▸ **Exercise**
Collect from the data below each line with "right".

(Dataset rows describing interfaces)

Content starts

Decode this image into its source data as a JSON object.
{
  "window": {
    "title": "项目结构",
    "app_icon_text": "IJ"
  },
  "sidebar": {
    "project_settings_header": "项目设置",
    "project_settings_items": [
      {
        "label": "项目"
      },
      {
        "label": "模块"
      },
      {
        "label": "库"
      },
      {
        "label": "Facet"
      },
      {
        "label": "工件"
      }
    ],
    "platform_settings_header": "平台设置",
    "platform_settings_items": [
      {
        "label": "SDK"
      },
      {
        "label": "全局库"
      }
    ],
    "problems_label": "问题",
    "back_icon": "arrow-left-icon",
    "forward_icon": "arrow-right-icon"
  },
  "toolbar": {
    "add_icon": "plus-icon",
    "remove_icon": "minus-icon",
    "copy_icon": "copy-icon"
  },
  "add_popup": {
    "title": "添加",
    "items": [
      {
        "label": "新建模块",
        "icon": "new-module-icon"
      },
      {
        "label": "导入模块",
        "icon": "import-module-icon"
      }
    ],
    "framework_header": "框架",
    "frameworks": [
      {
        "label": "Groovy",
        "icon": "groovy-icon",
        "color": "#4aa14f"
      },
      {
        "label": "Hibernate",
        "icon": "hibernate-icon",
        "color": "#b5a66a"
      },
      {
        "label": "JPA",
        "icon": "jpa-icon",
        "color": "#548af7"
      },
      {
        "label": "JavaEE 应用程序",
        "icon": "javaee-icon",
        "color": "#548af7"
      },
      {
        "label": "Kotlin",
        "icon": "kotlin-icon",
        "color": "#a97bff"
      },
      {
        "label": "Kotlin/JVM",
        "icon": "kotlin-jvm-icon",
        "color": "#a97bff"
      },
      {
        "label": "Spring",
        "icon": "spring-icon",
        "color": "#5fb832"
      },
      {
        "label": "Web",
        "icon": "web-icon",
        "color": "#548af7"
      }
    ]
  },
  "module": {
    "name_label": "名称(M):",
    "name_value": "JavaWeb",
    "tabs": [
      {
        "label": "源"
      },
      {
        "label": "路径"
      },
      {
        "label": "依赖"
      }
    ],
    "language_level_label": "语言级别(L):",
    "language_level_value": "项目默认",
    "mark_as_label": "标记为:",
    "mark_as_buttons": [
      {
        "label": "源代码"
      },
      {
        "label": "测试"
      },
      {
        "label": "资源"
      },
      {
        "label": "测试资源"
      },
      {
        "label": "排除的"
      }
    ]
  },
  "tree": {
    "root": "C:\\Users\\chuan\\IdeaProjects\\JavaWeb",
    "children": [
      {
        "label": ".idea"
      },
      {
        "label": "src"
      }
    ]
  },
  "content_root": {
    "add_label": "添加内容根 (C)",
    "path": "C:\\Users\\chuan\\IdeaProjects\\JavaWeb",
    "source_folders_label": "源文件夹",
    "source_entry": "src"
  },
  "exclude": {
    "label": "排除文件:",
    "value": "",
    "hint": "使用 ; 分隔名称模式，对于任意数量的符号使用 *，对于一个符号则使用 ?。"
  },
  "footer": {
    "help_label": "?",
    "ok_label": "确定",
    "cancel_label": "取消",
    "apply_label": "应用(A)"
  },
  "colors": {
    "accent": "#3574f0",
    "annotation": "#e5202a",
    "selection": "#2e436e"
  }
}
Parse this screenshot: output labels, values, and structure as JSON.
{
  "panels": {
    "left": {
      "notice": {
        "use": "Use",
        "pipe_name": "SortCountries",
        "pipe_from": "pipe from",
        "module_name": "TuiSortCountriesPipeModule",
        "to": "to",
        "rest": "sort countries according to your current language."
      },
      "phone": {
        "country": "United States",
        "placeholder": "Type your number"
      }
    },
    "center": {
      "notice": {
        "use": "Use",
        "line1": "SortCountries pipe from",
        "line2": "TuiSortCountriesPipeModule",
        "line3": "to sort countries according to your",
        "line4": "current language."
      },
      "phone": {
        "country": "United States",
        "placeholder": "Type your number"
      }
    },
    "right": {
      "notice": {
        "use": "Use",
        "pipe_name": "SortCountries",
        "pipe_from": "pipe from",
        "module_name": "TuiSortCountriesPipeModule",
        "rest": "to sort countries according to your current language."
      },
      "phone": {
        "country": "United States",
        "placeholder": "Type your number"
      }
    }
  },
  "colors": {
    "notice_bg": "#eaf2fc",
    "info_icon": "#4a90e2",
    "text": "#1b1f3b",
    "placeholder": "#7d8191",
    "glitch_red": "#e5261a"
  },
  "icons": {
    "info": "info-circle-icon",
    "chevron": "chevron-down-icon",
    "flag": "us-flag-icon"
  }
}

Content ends

▸ **Answer area**
    "forward_icon": "arrow-right-icon"
    "right": {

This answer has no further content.